Google representatives told the magazine Computer Sweden that its Hamina, Finland, data center (now under construction) will be cooled with water from the bottom of the Baltic Sea. This will probably be the first data center in the world cooled by sea water.
The site will be powered in part from wind energy from the local power company, but some of the windmill land was donated by Google to that company.
The site is an old paper mill, which Google bought early last year. (I'm sure the book, magazine and newspaper industry will appreciate the symbolism here.) The water will be brought to the surface using refurbished paper mill pumps.
Sea water cooling is very expensive initially, but brings down cooling costs to a fraction of the cost of chillers. Rather than cooling with water that has been processed by local utilities for drinking, the Google plant will process the water just enough to function as a cooling liquid, but not enough for drinking.
The data center should go online next year.

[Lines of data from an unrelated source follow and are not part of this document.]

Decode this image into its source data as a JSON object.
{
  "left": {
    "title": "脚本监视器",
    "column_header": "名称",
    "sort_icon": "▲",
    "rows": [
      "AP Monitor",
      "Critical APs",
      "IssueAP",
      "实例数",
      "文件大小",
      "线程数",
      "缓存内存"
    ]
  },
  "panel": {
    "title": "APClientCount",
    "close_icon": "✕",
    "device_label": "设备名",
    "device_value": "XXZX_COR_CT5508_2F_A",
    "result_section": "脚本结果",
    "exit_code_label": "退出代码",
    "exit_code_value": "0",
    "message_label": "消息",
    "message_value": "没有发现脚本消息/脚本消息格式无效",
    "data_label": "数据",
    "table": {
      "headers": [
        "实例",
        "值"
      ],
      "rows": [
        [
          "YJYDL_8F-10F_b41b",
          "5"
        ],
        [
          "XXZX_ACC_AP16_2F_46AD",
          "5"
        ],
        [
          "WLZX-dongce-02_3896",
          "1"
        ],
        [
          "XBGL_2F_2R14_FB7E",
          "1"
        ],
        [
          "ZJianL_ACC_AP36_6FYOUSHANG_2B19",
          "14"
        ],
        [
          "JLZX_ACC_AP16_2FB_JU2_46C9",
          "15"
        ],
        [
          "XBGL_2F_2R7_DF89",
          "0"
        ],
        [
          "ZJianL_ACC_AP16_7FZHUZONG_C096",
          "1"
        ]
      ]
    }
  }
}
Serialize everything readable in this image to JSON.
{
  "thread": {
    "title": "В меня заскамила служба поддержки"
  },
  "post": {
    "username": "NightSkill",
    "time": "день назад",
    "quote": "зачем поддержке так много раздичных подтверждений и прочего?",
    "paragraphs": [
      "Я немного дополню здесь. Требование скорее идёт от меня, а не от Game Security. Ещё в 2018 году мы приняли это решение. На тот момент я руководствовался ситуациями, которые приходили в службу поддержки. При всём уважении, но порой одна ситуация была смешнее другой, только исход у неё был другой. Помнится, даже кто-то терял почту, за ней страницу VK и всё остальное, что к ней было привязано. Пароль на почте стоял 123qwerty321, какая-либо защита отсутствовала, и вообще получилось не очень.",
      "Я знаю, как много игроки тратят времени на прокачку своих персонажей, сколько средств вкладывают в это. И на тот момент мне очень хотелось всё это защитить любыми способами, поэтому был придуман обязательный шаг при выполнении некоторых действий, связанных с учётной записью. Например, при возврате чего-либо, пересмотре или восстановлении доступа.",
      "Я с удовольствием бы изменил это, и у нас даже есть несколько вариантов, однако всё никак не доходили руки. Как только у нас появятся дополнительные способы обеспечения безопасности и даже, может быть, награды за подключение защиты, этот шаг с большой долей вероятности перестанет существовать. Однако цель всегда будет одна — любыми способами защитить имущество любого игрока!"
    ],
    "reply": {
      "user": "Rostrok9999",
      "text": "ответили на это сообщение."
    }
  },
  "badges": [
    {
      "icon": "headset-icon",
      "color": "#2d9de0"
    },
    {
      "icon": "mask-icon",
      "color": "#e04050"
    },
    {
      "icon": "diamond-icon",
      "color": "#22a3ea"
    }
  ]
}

Google will be among the first to grapple with the many challenges posed by Moore's Law, and the world's ever increasing appetite for data centers. As processing power and server capacity and use go up, so do the requirements for energy and for water. It's not clear how well the Finland plant can serve for a model for future data centers. But it's clear to me that the whole project is pretty damned cool -- both literally and figuratively -- and worth watching from a cost effectiveness point of view.